▶ _HOW TO COMPLETE THIS TASK_
Find how many lines in the data below mention "JSON". Give the number only.

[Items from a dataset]
*** Begin section ***

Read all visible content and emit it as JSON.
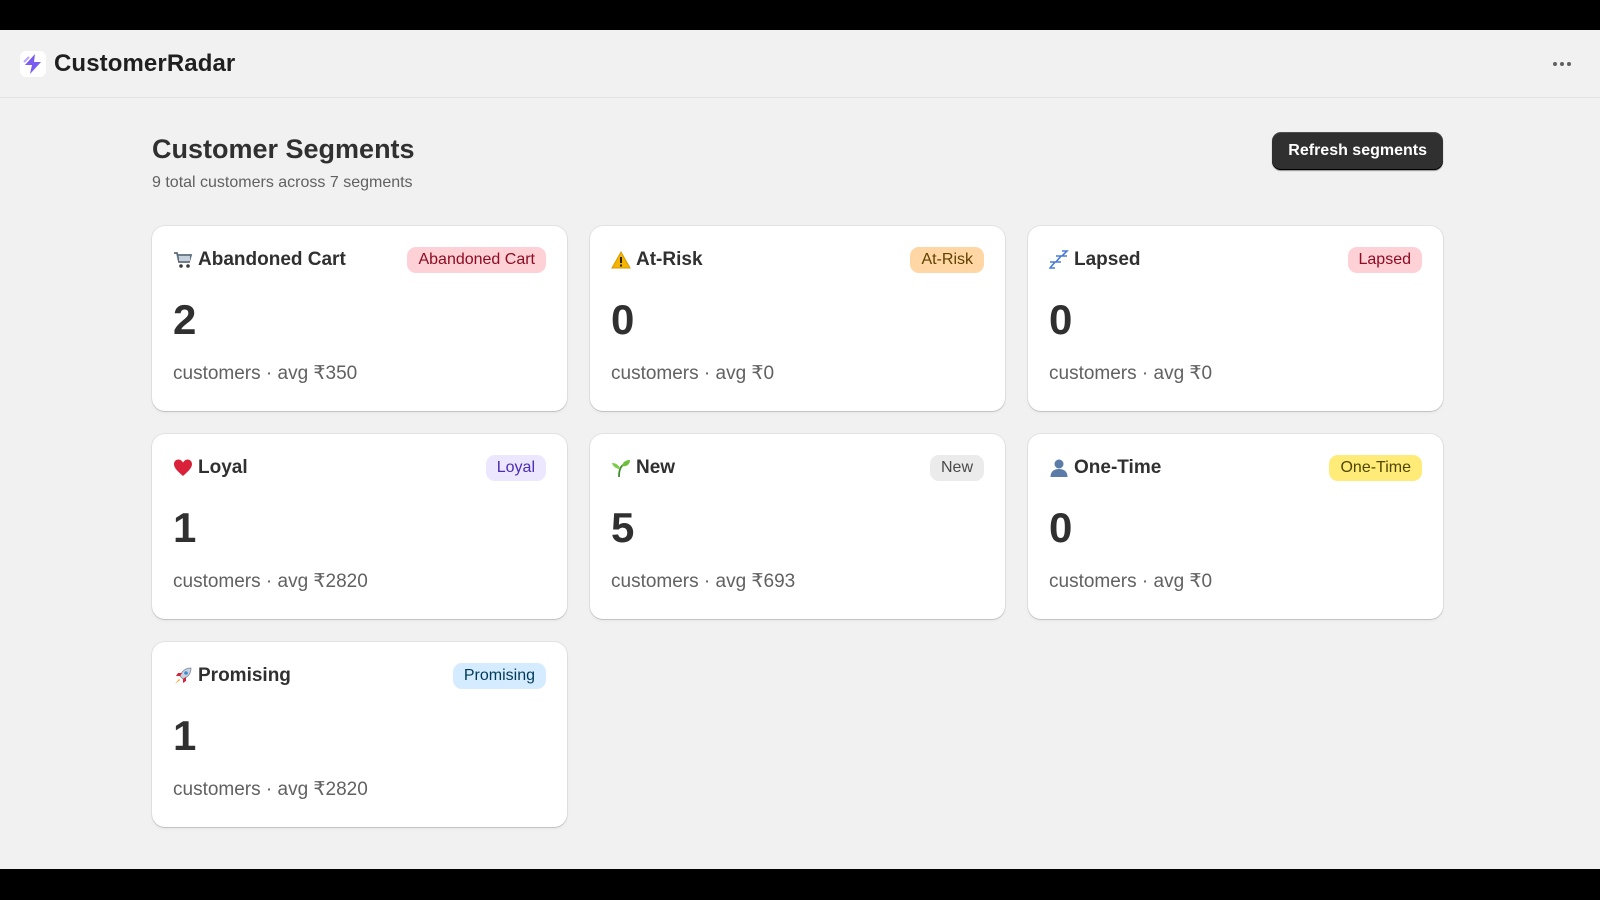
{
  "app": {
    "name": "CustomerRadar",
    "accent_color": "#7b5cf0"
  },
  "header": {
    "title": "Customer Segments",
    "subtitle": "9 total customers across 7 segments",
    "refresh_label": "Refresh segments"
  },
  "segments": [
    {
      "title": "Abandoned Cart",
      "badge": "Abandoned Cart",
      "count": "2",
      "meta": "customers · avg ₹350",
      "icon": "cart-icon",
      "badge_bg": "#fed1d7",
      "badge_fg": "#8e0b21"
    },
    {
      "title": "At-Risk",
      "badge": "At-Risk",
      "count": "0",
      "meta": "customers · avg ₹0",
      "icon": "warning-icon",
      "badge_bg": "#ffd6a4",
      "badge_fg": "#5e4200"
    },
    {
      "title": "Lapsed",
      "badge": "Lapsed",
      "count": "0",
      "meta": "customers · avg ₹0",
      "icon": "sleep-icon",
      "badge_bg": "#fed1d7",
      "badge_fg": "#8e0b21"
    },
    {
      "title": "Loyal",
      "badge": "Loyal",
      "count": "1",
      "meta": "customers · avg ₹2820",
      "icon": "heart-icon",
      "badge_bg": "#ece6ff",
      "badge_fg": "#4c2db3"
    },
    {
      "title": "New",
      "badge": "New",
      "count": "5",
      "meta": "customers · avg ₹693",
      "icon": "seedling-icon",
      "badge_bg": "#ebebeb",
      "badge_fg": "#4a4a4a"
    },
    {
      "title": "One-Time",
      "badge": "One-Time",
      "count": "0",
      "meta": "customers · avg ₹0",
      "icon": "person-icon",
      "badge_bg": "#ffeb78",
      "badge_fg": "#4f4700"
    },
    {
      "title": "Promising",
      "badge": "Promising",
      "count": "1",
      "meta": "customers · avg ₹2820",
      "icon": "rocket-icon",
      "badge_bg": "#d5ebff",
      "badge_fg": "#003a5a"
    }
  ]
}
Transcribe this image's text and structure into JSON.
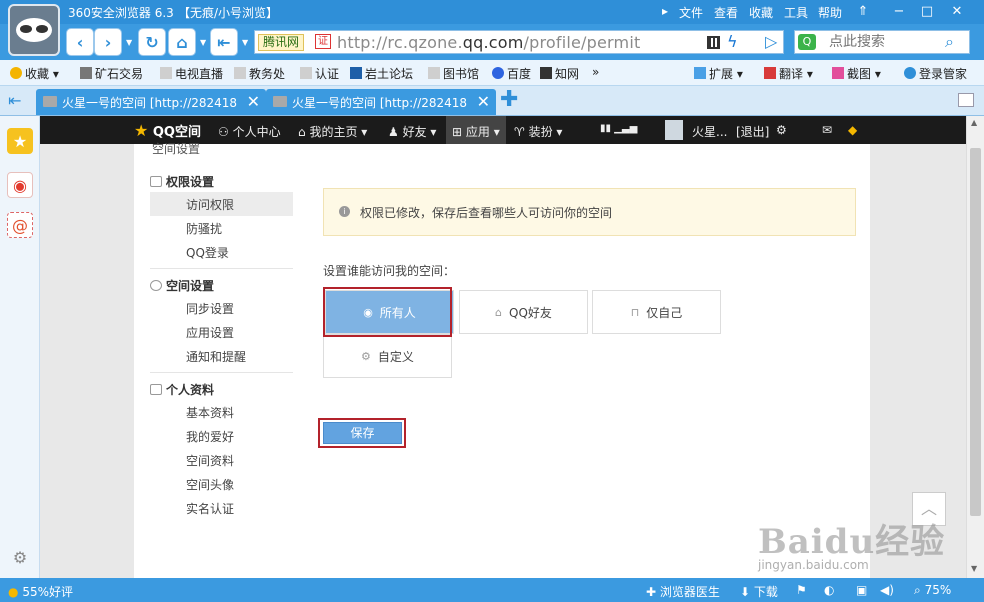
{
  "window": {
    "title": "360安全浏览器 6.3",
    "mode": "【无痕/小号浏览】",
    "menu": [
      "文件",
      "查看",
      "收藏",
      "工具",
      "帮助"
    ]
  },
  "address_bar": {
    "site_label": "腾讯网",
    "cert_label": "证",
    "url_prefix": "http://rc.qzone.",
    "url_domain": "qq.com",
    "url_suffix": "/profile/permit"
  },
  "search": {
    "placeholder": "点此搜索"
  },
  "bookmarks": {
    "favorites_label": "收藏",
    "items": [
      "矿石交易",
      "电视直播",
      "教务处",
      "认证",
      "岩土论坛",
      "图书馆",
      "百度",
      "知网"
    ],
    "more": "»",
    "right": [
      "扩展",
      "翻译",
      "截图",
      "登录管家"
    ]
  },
  "tabs": [
    {
      "label": "火星一号的空间 [http://282418"
    },
    {
      "label": "火星一号的空间 [http://282418"
    }
  ],
  "qzone_nav": {
    "logo": "QQ空间",
    "items": [
      "个人中心",
      "我的主页",
      "好友",
      "应用",
      "装扮"
    ],
    "user_name": "火星...",
    "logout": "[退出]"
  },
  "settings": {
    "clipped_title": "空间设置",
    "sections": [
      {
        "title": "权限设置",
        "links": [
          "访问权限",
          "防骚扰",
          "QQ登录"
        ],
        "active_index": 0
      },
      {
        "title": "空间设置",
        "links": [
          "同步设置",
          "应用设置",
          "通知和提醒"
        ]
      },
      {
        "title": "个人资料",
        "links": [
          "基本资料",
          "我的爱好",
          "空间资料",
          "空间头像",
          "实名认证"
        ]
      }
    ],
    "notice": "权限已修改，保存后查看哪些人可访问你的空间",
    "prompt": "设置谁能访问我的空间：",
    "options": [
      "所有人",
      "QQ好友",
      "仅自己",
      "自定义"
    ],
    "selected_option": "所有人",
    "save_label": "保存"
  },
  "watermark": {
    "brand": "Baidu经验",
    "sub": "jingyan.baidu.com"
  },
  "status_bar": {
    "rating": "55%好评",
    "doctor": "浏览器医生",
    "download": "下载",
    "zoom": "75%"
  },
  "colors": {
    "chrome_blue": "#3b9ae0",
    "selected_option": "#7fb3e3",
    "highlight_frame": "#b3222b",
    "save_button": "#62a3e0"
  }
}
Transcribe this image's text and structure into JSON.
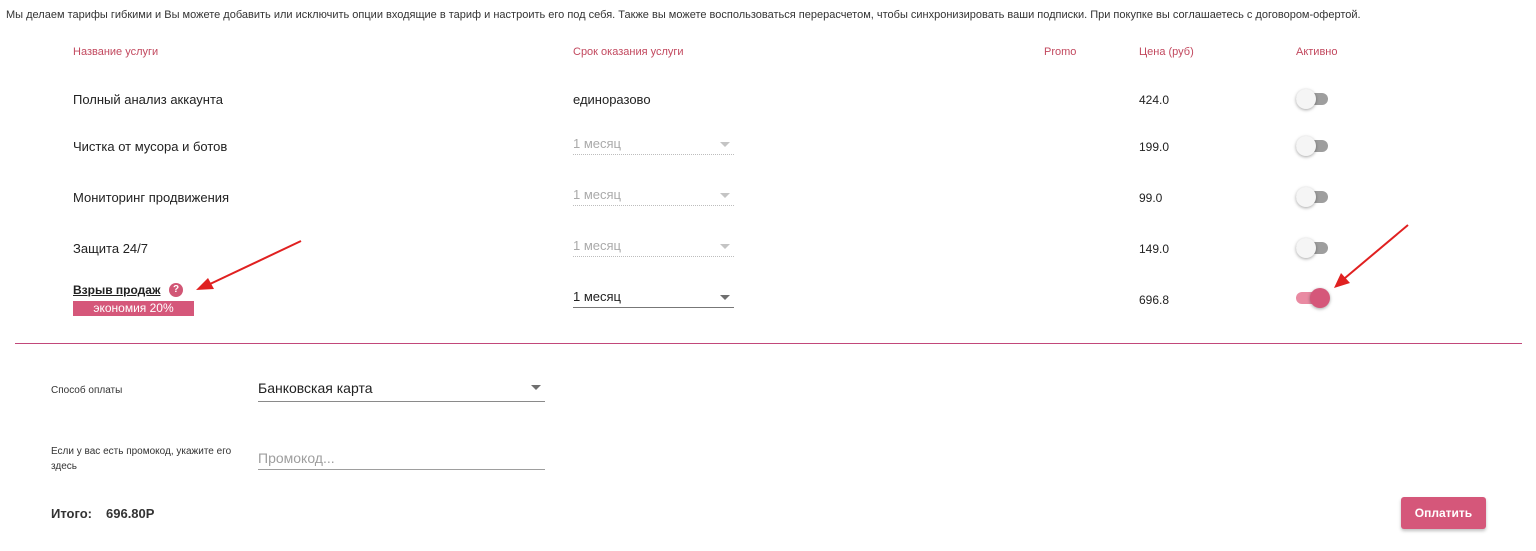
{
  "intro_text": "Мы делаем тарифы гибкими и Вы можете добавить или исключить опции входящие в тариф и настроить его под себя. Также вы можете воспользоваться перерасчетом, чтобы синхронизировать ваши подписки. При покупке вы соглашаетесь с договором-офертой.",
  "table": {
    "headers": {
      "name": "Название услуги",
      "period": "Срок оказания услуги",
      "promo": "Promo",
      "price": "Цена (руб)",
      "active": "Активно"
    },
    "rows": [
      {
        "name": "Полный анализ аккаунта",
        "period": "единоразово",
        "period_type": "text",
        "price": "424.0",
        "active": false
      },
      {
        "name": "Чистка от мусора и ботов",
        "period": "1 месяц",
        "period_type": "select-disabled",
        "price": "199.0",
        "active": false
      },
      {
        "name": "Мониторинг продвижения",
        "period": "1 месяц",
        "period_type": "select-disabled",
        "price": "99.0",
        "active": false
      },
      {
        "name": "Защита 24/7",
        "period": "1 месяц",
        "period_type": "select-disabled",
        "price": "149.0",
        "active": false
      },
      {
        "name": "Взрыв продаж",
        "period": "1 месяц",
        "period_type": "select",
        "price": "696.8",
        "active": true,
        "badge": "экономия 20%",
        "help_icon": "question-circle-icon"
      }
    ]
  },
  "payment": {
    "method_label": "Способ оплаты",
    "method_value": "Банковская карта",
    "promo_label": "Если у вас есть промокод, укажите его здесь",
    "promo_placeholder": "Промокод...",
    "promo_value": ""
  },
  "total": {
    "label": "Итого:",
    "value": "696.80Р"
  },
  "pay_button": "Оплатить",
  "colors": {
    "accent": "#d5577a",
    "header_text": "#c2485e",
    "toggle_on_track": "#e98aa2",
    "toggle_off_track": "#9e9e9e",
    "annotation_arrow": "#e02020"
  }
}
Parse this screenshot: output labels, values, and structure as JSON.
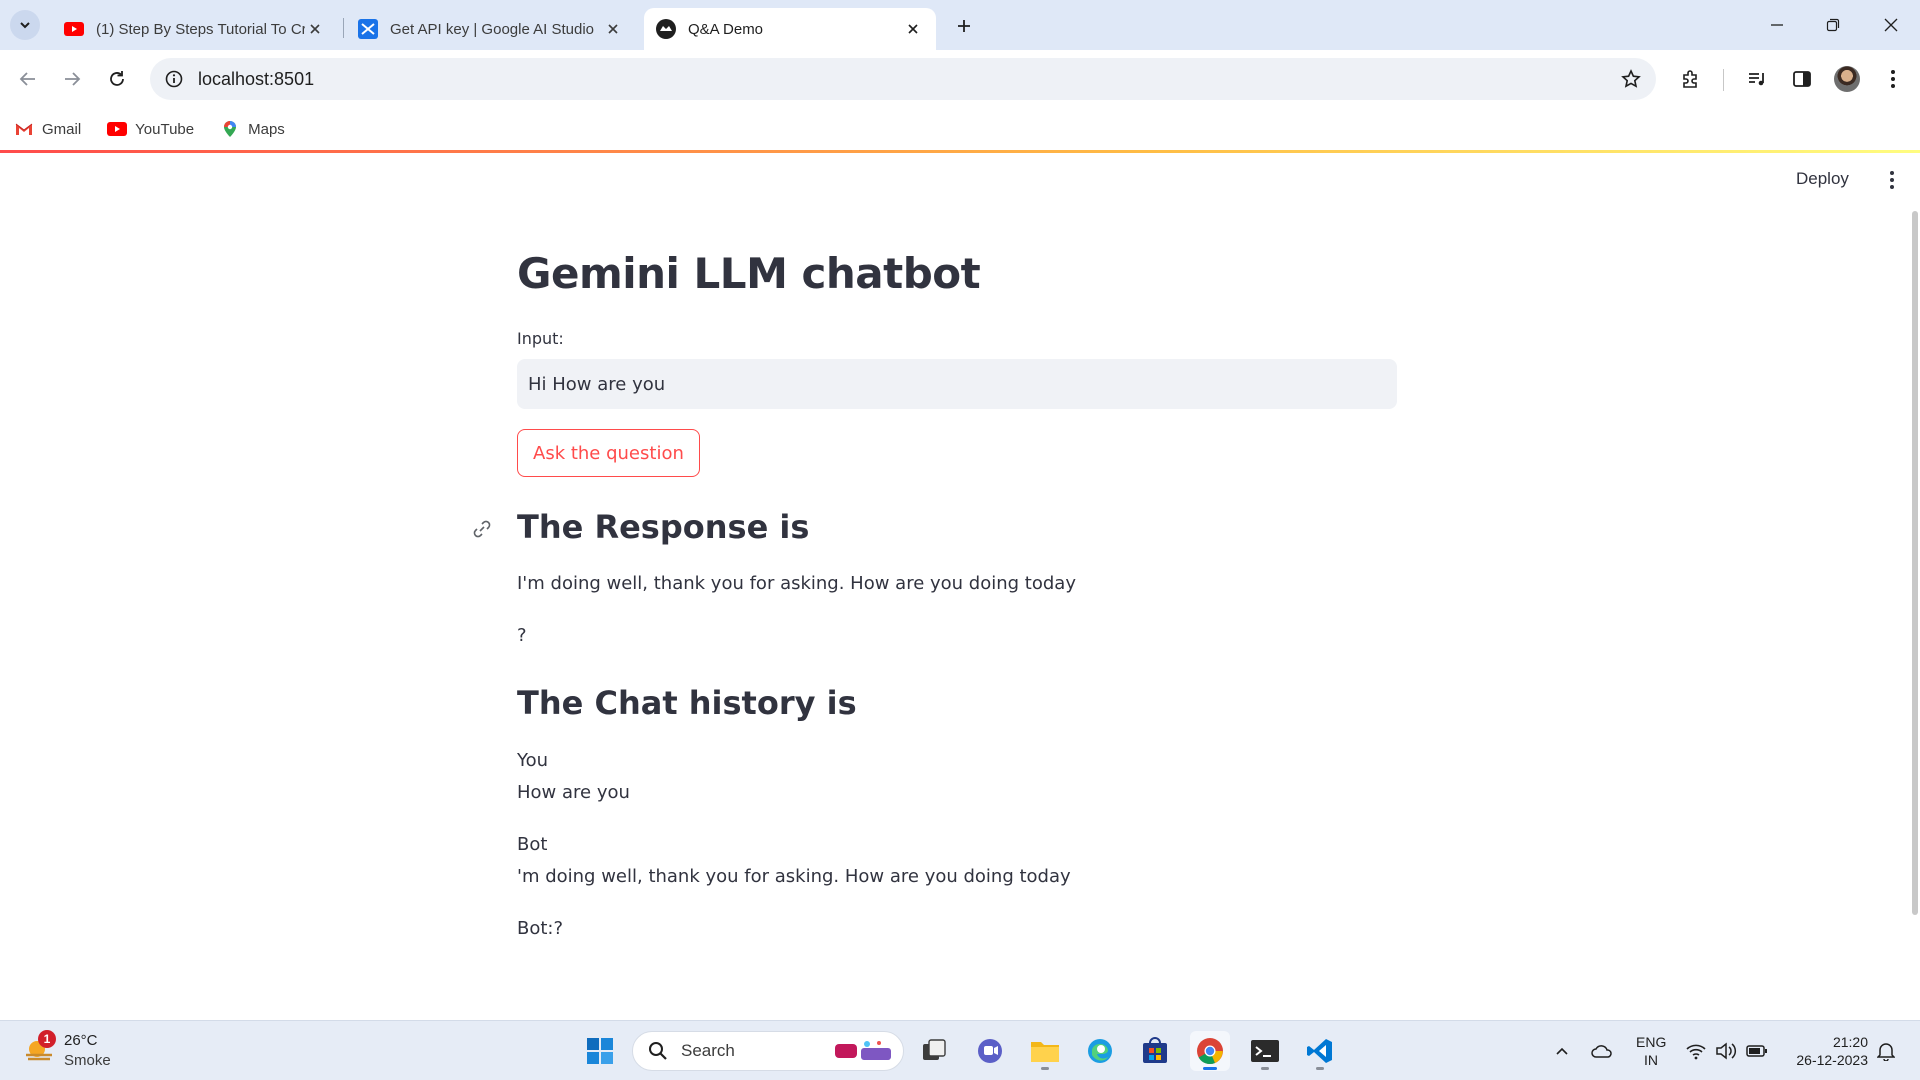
{
  "browser": {
    "tabs": [
      {
        "title": "(1) Step By Steps Tutorial To Create",
        "favicon": "youtube-icon",
        "active": false
      },
      {
        "title": "Get API key | Google AI Studio",
        "favicon": "ai-studio-icon",
        "active": false
      },
      {
        "title": "Q&A Demo",
        "favicon": "streamlit-icon",
        "active": true
      }
    ],
    "url": "localhost:8501",
    "bookmarks": [
      {
        "label": "Gmail",
        "icon": "gmail-icon"
      },
      {
        "label": "YouTube",
        "icon": "youtube-icon"
      },
      {
        "label": "Maps",
        "icon": "maps-icon"
      }
    ]
  },
  "app": {
    "deploy_label": "Deploy",
    "title": "Gemini LLM chatbot",
    "input_label": "Input:",
    "input_value": "Hi How are you",
    "ask_button": "Ask the question",
    "response_header": "The Response is",
    "response_lines": [
      "I'm doing well, thank you for asking. How are you doing today",
      "?"
    ],
    "history_header": "The Chat history is",
    "history": [
      {
        "role": "You",
        "text": "How are you"
      },
      {
        "role": "Bot",
        "text": "'m doing well, thank you for asking. How are you doing today"
      }
    ],
    "history_tail": "Bot:?"
  },
  "taskbar": {
    "weather": {
      "temp": "26°C",
      "condition": "Smoke",
      "badge": "1"
    },
    "search_label": "Search",
    "language": [
      "ENG",
      "IN"
    ],
    "time": "21:20",
    "date": "26-12-2023"
  },
  "colors": {
    "accent": "#ff4b4b",
    "tabstrip": "#dfe8f7",
    "input_bg": "#f0f2f6",
    "text": "#31333f"
  }
}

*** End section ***

▶ _SOLUTION TO THIS PROBLEM_
4